---- RECORDS FOR THE EXERCISE

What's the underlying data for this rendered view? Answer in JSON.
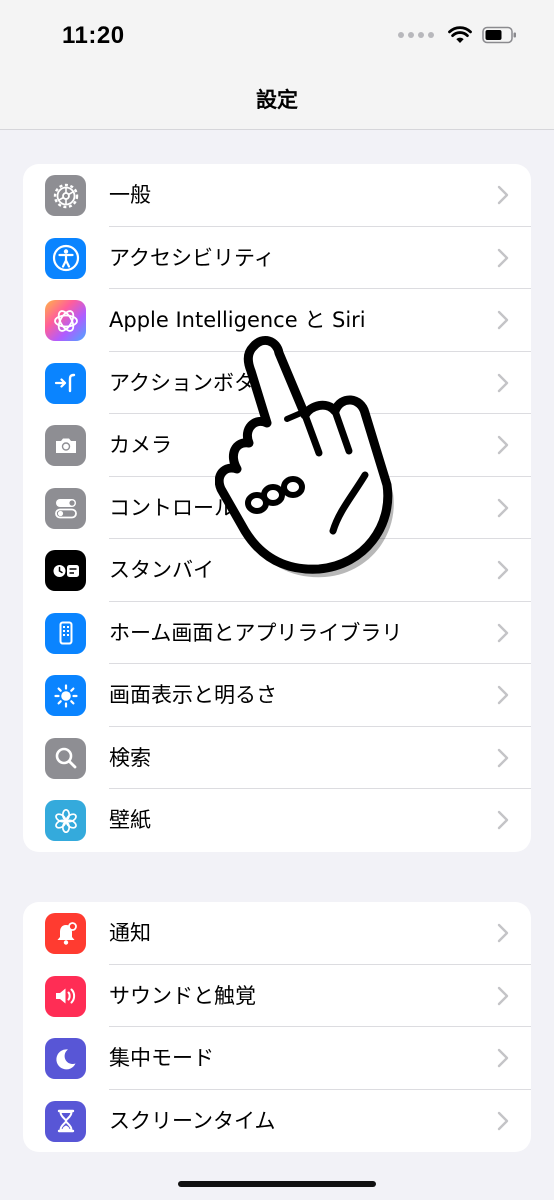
{
  "status_bar": {
    "time": "11:20"
  },
  "header": {
    "title": "設定"
  },
  "groups": [
    {
      "items": [
        {
          "label": "一般",
          "icon": "gear-icon",
          "color": "#8e8e93"
        },
        {
          "label": "アクセシビリティ",
          "icon": "accessibility-icon",
          "color": "#0a84ff"
        },
        {
          "label": "Apple Intelligence と Siri",
          "icon": "apple-intelligence-icon",
          "color": "gradient"
        },
        {
          "label": "アクションボタン",
          "icon": "action-button-icon",
          "color": "#0a84ff"
        },
        {
          "label": "カメラ",
          "icon": "camera-icon",
          "color": "#8e8e93"
        },
        {
          "label": "コントロールセンター",
          "icon": "control-center-icon",
          "color": "#8e8e93"
        },
        {
          "label": "スタンバイ",
          "icon": "standby-icon",
          "color": "#000000"
        },
        {
          "label": "ホーム画面とアプリライブラリ",
          "icon": "home-screen-icon",
          "color": "#0a84ff"
        },
        {
          "label": "画面表示と明るさ",
          "icon": "brightness-icon",
          "color": "#0a84ff"
        },
        {
          "label": "検索",
          "icon": "search-icon",
          "color": "#8e8e93"
        },
        {
          "label": "壁紙",
          "icon": "wallpaper-icon",
          "color": "#34aadc"
        }
      ]
    },
    {
      "items": [
        {
          "label": "通知",
          "icon": "notification-bell-icon",
          "color": "#ff3b30"
        },
        {
          "label": "サウンドと触覚",
          "icon": "speaker-icon",
          "color": "#ff2d55"
        },
        {
          "label": "集中モード",
          "icon": "moon-icon",
          "color": "#5856d6"
        },
        {
          "label": "スクリーンタイム",
          "icon": "hourglass-icon",
          "color": "#5856d6"
        }
      ]
    }
  ]
}
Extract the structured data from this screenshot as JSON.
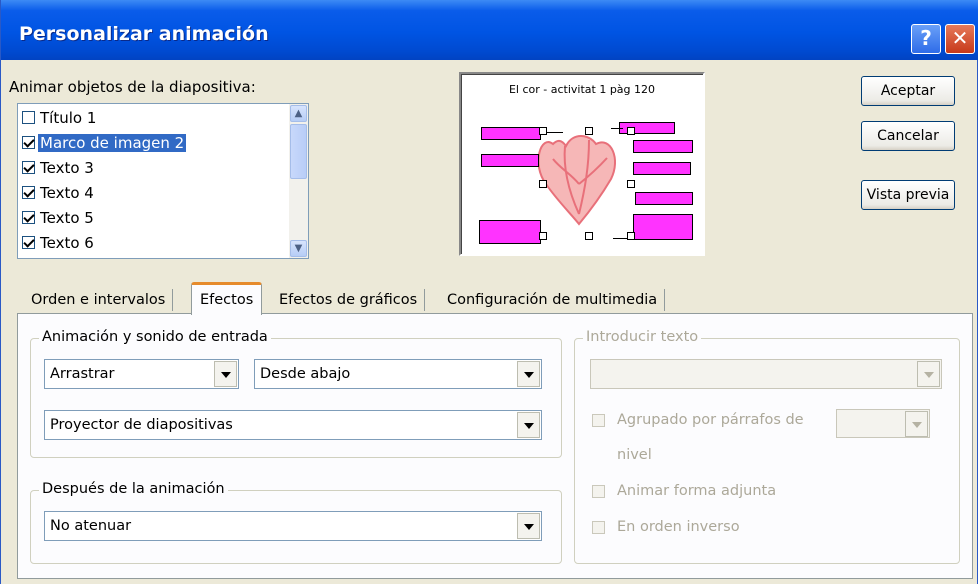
{
  "window": {
    "title": "Personalizar animación",
    "help_glyph": "?",
    "close_glyph": "✕"
  },
  "objects": {
    "label": "Animar objetos de la diapositiva:",
    "items": [
      {
        "label": "Título 1",
        "checked": false,
        "selected": false
      },
      {
        "label": "Marco de imagen 2",
        "checked": true,
        "selected": true
      },
      {
        "label": "Texto 3",
        "checked": true,
        "selected": false
      },
      {
        "label": "Texto 4",
        "checked": true,
        "selected": false
      },
      {
        "label": "Texto 5",
        "checked": true,
        "selected": false
      },
      {
        "label": "Texto 6",
        "checked": true,
        "selected": false
      }
    ],
    "scroll_up_glyph": "▲",
    "scroll_down_glyph": "▼"
  },
  "preview": {
    "title": "El cor - activitat 1 pàg 120"
  },
  "buttons": {
    "accept": "Aceptar",
    "cancel": "Cancelar",
    "preview": "Vista previa"
  },
  "tabs": [
    {
      "label": "Orden e intervalos",
      "active": false
    },
    {
      "label": "Efectos",
      "active": true
    },
    {
      "label": "Efectos de gráficos",
      "active": false
    },
    {
      "label": "Configuración de multimedia",
      "active": false
    }
  ],
  "effects": {
    "entry_group": "Animación y sonido de entrada",
    "effect_value": "Arrastrar",
    "direction_value": "Desde abajo",
    "sound_value": "Proyector de diapositivas",
    "after_group": "Después de la animación",
    "after_value": "No atenuar"
  },
  "text_intro": {
    "group": "Introducir texto",
    "combo_value": "",
    "grouped_label": "Agrupado por párrafos de",
    "grouped_label_line2": "nivel",
    "level_value": "",
    "animate_shape_label": "Animar forma adjunta",
    "reverse_order_label": "En orden inverso"
  }
}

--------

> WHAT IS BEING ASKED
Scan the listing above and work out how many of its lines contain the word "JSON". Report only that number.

> ANSWER BELOW
2